Orioles pitcher Tommy Hunter: “I don’t want to go anywhere. Don’t trade me away. That’s all I am asking.” (Charlie Neibergall/ASSOCIATED PRESS)

Tommy Hunter, the Orioles’ affable and outspoken right-hander, has a simple plea for team management as it begins to craft the 2013 roster.

“I don’t want to go anywhere. Don’t trade me away. That’s all I am asking,” Hunter said with a smile, ratcheting up his voice an octave for wistful effect. “I don’t want to leave. I like Baltimore. I like the city. This is a good fit. The guys are good and they bring in people that care.”

No question Hunter cares.

As goofy as he can be off the field, he’s the opposite on it, a fierce competitor who, like most young pitchers, sometimes can be his worst enemy.

“Pretty much he needs to know he is good enough to pitch here. Tommy’s got plenty of enough stuff,” Orioles pitching coach Rick Adair said. “Sometimes, I don’t know if he realizes it or not. And he tries to throw it 100 [mph] instead of throwing it 94 [mph] and down. But he’s done good.”

Hunter came to the Orioles along with Chris Davis in the July 2011 deadline deal with the Texas Rangers for reliever Koji Uehara.

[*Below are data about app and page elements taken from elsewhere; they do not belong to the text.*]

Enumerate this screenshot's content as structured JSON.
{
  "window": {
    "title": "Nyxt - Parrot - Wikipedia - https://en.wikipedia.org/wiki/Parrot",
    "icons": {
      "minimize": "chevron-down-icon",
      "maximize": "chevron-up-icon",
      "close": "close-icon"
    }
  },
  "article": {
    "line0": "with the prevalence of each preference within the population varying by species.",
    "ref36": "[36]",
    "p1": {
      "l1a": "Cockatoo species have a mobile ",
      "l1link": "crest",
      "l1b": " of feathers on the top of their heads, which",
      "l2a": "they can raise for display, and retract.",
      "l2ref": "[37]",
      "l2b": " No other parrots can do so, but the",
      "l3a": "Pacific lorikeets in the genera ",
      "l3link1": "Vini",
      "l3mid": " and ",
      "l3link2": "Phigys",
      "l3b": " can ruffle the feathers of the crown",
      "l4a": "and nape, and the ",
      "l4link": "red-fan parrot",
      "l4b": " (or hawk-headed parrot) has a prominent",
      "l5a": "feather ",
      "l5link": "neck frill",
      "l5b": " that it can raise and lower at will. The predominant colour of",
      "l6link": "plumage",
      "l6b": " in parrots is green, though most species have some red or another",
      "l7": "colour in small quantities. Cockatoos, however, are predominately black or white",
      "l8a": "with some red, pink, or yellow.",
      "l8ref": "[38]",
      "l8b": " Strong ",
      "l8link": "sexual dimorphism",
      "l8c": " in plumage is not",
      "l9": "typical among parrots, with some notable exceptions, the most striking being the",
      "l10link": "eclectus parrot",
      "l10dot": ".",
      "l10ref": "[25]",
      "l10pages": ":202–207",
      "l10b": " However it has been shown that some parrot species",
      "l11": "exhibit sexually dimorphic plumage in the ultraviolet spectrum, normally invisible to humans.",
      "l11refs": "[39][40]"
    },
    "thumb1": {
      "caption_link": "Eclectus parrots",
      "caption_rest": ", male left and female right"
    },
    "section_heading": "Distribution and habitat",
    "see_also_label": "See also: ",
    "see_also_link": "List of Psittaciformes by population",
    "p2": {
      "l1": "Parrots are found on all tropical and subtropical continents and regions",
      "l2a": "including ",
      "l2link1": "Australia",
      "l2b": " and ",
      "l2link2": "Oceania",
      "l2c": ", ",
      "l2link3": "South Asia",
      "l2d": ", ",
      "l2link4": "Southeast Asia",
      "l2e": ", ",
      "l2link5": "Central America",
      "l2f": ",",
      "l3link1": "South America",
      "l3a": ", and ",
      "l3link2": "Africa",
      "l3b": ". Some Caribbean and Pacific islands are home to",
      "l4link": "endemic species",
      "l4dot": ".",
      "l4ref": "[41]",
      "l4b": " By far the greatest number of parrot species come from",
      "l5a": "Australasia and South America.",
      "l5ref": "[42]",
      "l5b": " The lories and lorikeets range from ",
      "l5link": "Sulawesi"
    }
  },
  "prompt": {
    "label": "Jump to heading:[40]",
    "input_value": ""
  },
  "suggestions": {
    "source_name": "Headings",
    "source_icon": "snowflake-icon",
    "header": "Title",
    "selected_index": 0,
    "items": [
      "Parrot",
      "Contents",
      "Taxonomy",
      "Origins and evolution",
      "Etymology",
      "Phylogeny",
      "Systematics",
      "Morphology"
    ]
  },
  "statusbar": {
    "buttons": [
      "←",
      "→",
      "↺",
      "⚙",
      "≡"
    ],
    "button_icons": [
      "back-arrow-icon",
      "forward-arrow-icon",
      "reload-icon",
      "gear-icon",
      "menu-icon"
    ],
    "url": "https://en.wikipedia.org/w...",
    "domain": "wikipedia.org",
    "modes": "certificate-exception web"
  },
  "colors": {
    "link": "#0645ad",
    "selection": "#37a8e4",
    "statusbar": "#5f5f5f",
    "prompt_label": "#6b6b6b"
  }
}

The Orioles loved his arm, his experience — he started a World Series game for the Rangers in 2010 at age 24 — and his personality. Oh, how they loved infusing his quick-witted, nothing-is-sacred persona into a reserved clubhouse two years ago.

Case in point: On Sunday morning, Hunter donned a Team Mexico baseball cap and was waiting mischievously for the arrival of Mexico native and Orioles reliever Luis Ayala, who had strutted about when Mexico beat the United States earlier this week in the World Baseball Classic.

But on Saturday night Mexico was eliminated from the tournament, and Hunter was having some fun at his teammate’s expense Sunday morning. He walked up to native Mexican Miguel Gonzalez, embraced him and placed Gonzalez’s head on his shoulder, telling Gonzalez it was okay to weep. Gonzalez instead let out a hearty laugh.

“I think we all saw that the first day he got here. We just didn’t have — at that time — a lot of personality, and Tommy provides that daily. To say the least,” Adair said. “He’s been here since August 2011 and he’s now one of our guys.”

He could, theoretically, be someone else’s by the end of spring.

Hunter, who turns 27 in July, does not have minor league options remaining, meaning if he does not make the team out of spring he must be placed on waivers before the Orioles can send him to Class AAA Norfolk.

Hunter probably won’t get through waivers without being claimed, especially with the Minnesota Twins, Colorado Rockies and Pittsburgh Pirates, among others, on the prowl for pitching.

Technically, Hunter is in contention for a rotation spot with the Orioles, but realistically several starters would have to be injured for him to crack the top five. So that really leaves two possibilities this April: He’ll either be in the Orioles’ bullpen or be dealt to another team.

“It’s a no-lose situation for him, except he wouldn’t be part of our team,” said Manager Buck Showalter, who was told that Hunter stressed his interest in remaining an Oriole. “I like when people like what’s going on here. It’s no reflection of where he has been. It’s just about the present, where he is now.”

Hunter made 20 starts for the Orioles in 2012, going 4-8 with a 5.71 ERA. He gave up 30 homers in 1162 / 3 innings as a starter, leading to his demotion, both to the bullpen and the minors.

“Nobody wants to lose a job or get demoted. Nobody likes to do that,” Hunter said. “But you deal with it and you move on and you try to succeed at the role you are given.”

As a reliever, he was 3-0 with a 3.71 ERA in 13 games, yielding two homers.

Hunter has been a starter for most of his career, and says he’ll always see himself in that role. But his priority is making the Orioles and helping them return to the playoffs, no matter the role.

“I’m still going to come to the baseball field every day,” said Hunter, who has allowed three runs on seven hits in 52 / 3 relief innings this spring. “It is what it is. I don’t really have any preference anymore.”

— Baltimore Sun